  • LittleStream Carson City, NV
    March 28, 2014 7:59 a.m.

    Being a grandparent of two autistic teenagers 18 and 17 I would really like to see more research done on this problem. I believe it is part genetic and a large part from the food we eat. There's going to come a day when many of our illnesses are going to be related to the food. You can't put poisons and chemicals into food and expect the people who consume them to stay healthy. One of the large reasons that as a family we now have a garden.

  • cjb Bountiful, UT
    March 27, 2014 11:15 p.m.

    A few short decades ago the United States didn't have this problem. What food additives are we allowing new that we didn't then?

  • cjb Bountiful, UT
    March 27, 2014 11:11 p.m.

    This is a real epidemic and we are not sure what causes it. If I had to guess, I would guess the food. How does Canada compare to us? How about Europe? What food additives do we allow that they don't. If the FDA isn't regulating food properly, Utah perhaps ought to within its borders.

  • Tyler D Meridian, ID
    March 27, 2014 9:47 p.m.

    If there was ever a poster child condition for why we need public research, this is it!

    There is no money (why private enterprise isn’t studying it) in finding the cause(s) and if preventable getting that information out to the public.

    The only money is in treating symptoms.

  • Ann Blake Tracy Logandale, NV
    March 27, 2014 8:58 p.m.

    I did not see mentioned that there has been a 30% increase in Autism nationwide just in the past two years. Autism has long been known to be a condition of elevated serotonin and the exact method of action of an antidepressant is to increase serotonin levels.

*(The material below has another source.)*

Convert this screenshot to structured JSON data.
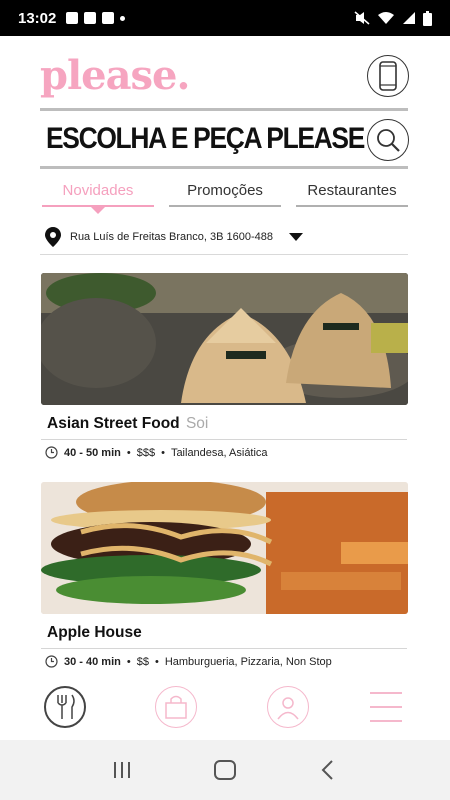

Many things cause a serotonin increase: sugar, dairy, jello - all Utah favorites, but also antidepressant medications.

    With such high rates of Autism in Utah where we also have one of the highest rates of child bearing women taking antidepressants there was no mention at all of the connection for which lawsuits are already being filed. Resent research shows that a woman who is taking antidepressants during her pregnancy has a four times greater chance of having a child who suffers Autism as a birth defect due to exposure to the drugs in the womb. But they also have found that if the mother has taken an antidepressant within 12 months of getting pregnant that child has double the chance of being born autistic.

    Those are incredibly high numbers that should not be ignored when so many young women are being given antidepressants and are not warned of this possible birth defect.

  • marxist Salt Lake City, UT
    March 27, 2014 8:09 p.m.

    Autism has become a debilitating plague on so many families - 1 in 42 male births is autistic to some degree (even higher in Utah). Failing to pin down a cause is the greatest failing of modern public health and medical science. This is intolerable. In our zeal to slash public budgets, research into this matter must not be sacrificed!